Check each line of the records below for the word "color" and copy those where it appears.

━━ DATASET ENTRIES

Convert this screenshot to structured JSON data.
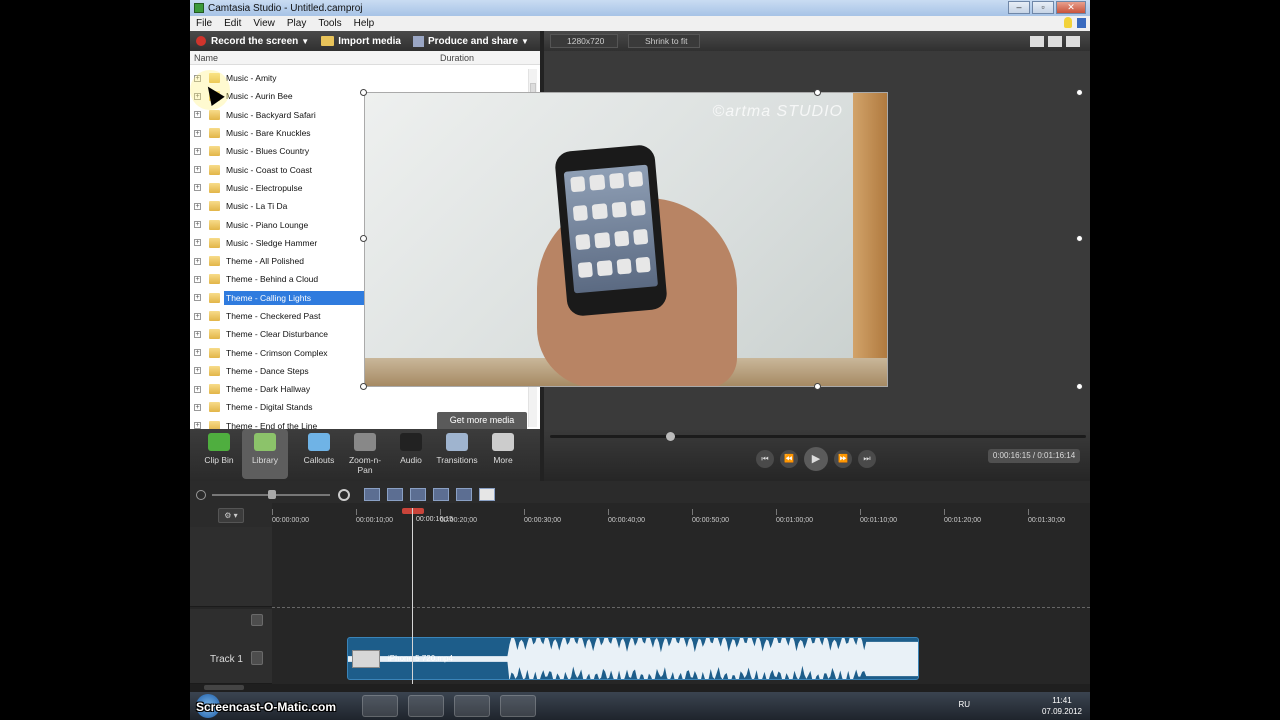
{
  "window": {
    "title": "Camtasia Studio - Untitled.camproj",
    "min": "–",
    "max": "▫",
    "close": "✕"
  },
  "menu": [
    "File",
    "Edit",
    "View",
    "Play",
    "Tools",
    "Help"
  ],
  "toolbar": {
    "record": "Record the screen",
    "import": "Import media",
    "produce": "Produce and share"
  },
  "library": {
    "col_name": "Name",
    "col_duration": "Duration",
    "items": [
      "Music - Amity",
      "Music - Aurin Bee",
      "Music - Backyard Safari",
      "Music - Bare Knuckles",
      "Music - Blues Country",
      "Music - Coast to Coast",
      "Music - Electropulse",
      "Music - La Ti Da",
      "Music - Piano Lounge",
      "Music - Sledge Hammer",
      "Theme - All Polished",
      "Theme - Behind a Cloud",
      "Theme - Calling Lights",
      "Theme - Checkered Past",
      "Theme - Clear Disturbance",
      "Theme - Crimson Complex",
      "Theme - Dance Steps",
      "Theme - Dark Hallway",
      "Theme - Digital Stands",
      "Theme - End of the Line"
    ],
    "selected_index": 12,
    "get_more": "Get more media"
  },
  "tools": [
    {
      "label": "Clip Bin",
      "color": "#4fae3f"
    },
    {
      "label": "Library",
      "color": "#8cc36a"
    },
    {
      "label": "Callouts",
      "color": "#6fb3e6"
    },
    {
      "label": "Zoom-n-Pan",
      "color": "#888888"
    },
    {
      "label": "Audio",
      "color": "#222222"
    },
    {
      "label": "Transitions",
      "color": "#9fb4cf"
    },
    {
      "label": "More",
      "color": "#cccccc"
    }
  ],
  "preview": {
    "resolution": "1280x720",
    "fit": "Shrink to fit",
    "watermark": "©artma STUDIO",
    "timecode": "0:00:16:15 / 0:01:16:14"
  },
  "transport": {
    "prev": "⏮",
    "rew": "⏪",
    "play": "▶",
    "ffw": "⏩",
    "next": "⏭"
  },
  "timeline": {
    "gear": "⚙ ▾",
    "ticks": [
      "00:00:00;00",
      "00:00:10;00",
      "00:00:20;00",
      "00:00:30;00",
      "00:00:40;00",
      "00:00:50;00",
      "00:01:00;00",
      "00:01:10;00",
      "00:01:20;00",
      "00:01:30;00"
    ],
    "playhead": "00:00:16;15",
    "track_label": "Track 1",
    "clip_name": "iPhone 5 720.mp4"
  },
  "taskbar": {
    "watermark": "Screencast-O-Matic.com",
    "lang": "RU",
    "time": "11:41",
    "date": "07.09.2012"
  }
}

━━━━

(FINISHED EXERCISE):
      "color": "#4fae3f"
      "color": "#8cc36a"
      "color": "#6fb3e6"
      "color": "#888888"
      "color": "#222222"
      "color": "#9fb4cf"
      "color": "#cccccc"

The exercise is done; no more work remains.